Architect Rebecca Lewis revels in the beauty of the lobby of Duluth’s Medical Arts Building

By Amy Goetzman

Every element in the Art Deco lobby of the Medical Arts Building in historic downtown Duluth draws the eye upward—by design, says Rebecca Lewis, FAIA. Lewis first experienced the building as a child, visiting doctors and dentists there. Today, as director of healthcare design at DSGW Architects, she considers the lobby an important part of her inspiration and education.

“Everything is focused on having you look up—the lighting, the detail on the brass elevator doors, the incredible gold-leaf ceiling,” says Lewis. “The ceiling is very textured—each square of gold leaf is distinctive, almost as if it were independently applied—and it’s beautifully lit around the edges. The color just glows.” For Lewis, the design is powerfully psychological: “The effect is to inspire hope, confidence, and comfort.”

The longtime Duluth resident says the city is filled with underappreciated architecture. From the outside, the Medical Arts Building is a comparatively streamlined historic structure; there’s little hint of the beautiful secret just inside the entry. Each time she visits the building, Lewis says, the lobby reveals another layer of its design. “Before today, I had never noticed the book-matching of the marble,” she says, almost to herself. “The way the marble is installed to highlight the elevators—just incredible.”

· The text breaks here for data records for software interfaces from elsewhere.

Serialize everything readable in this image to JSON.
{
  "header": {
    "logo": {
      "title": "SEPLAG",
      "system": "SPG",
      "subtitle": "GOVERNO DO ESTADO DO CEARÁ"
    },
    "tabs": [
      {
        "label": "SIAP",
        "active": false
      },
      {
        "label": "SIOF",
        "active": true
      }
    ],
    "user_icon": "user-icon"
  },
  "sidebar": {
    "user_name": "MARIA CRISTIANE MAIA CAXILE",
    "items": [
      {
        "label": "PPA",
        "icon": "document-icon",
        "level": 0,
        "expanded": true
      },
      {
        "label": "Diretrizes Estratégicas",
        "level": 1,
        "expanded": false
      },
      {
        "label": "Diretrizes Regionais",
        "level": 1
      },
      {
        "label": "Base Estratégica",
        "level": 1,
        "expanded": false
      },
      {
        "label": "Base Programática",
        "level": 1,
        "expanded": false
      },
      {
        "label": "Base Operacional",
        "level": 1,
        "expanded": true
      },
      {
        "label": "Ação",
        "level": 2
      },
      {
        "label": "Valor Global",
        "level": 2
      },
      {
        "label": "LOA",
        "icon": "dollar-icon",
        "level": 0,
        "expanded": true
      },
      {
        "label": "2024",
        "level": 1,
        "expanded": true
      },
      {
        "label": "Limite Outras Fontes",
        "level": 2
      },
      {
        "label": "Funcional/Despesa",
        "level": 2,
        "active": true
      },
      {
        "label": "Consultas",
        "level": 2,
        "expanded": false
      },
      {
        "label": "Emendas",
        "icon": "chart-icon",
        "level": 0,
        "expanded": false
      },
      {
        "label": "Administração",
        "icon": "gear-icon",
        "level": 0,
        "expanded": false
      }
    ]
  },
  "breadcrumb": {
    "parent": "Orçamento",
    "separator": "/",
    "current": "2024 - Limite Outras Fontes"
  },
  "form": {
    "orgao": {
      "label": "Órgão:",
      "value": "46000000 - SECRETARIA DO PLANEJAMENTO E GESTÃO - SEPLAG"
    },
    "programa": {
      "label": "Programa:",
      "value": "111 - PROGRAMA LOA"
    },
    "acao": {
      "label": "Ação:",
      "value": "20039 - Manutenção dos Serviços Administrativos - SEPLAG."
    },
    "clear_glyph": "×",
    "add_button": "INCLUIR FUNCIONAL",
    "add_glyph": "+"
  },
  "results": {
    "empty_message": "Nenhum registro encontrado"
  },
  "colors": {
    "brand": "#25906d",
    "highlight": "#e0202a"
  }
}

She compares the building to Mayo Clinic’s César Pelli–designed Gonda Building in Rochester, Minnesota, completed in 2002. “They’re both intricate in space and have a strong human element. They’re both solid and inspirational,” she says, noting that the 1932 Medical Arts Building, by Ernest R. Erickson & Co., is Art Deco but “academic Art Deco—not flamboyant like so many designs from this era.” Age gives the Duluth building added layers of meaning. “It’s like a human being: We show our age,” she explains. “The patching, the repairs made over time, and the way light has impacted the lobby all contribute to the patina and add to the beauty.”

The Medical Arts Building opened at a pivotal moment in medical history. New medications and anesthetics were coming into use, health insurance was becoming available, and treatment models were evolving as physicians gained a greater understanding of body systems and disease. “The term medical arts is very old. In the early days, medical practice truly was an art, meaning there was a lot of experimentation, educated guessing, and luck involved,” says Lewis. “In the 1930s, there was a shift in how illnesses were treated. Vaccines and antibiotics brought about monumental changes. Medical buildings needed to evolve to reflect this new era.”

Lewis’ long résumé of notable projects includes the North Shore Health hospital in Grand Marais and tribal clinics across the country; each of the clinics is designed to reflect the culture of its tribal community. She says she was drawn to healthcare architecture because of its unique connection to the human condition.

“No other type of architecture covers the spectrum of human experience, from happiness and joy to worry and despair,” says Lewis. “You need to put yourself in the shoes of the patients and staff who spend time in these buildings. I’m enthralled by this type of work. A well-designed medical environment knits together a wide variety of experiences, some of which are momentous. You want to make the space the best it can be for the people who pass through it.”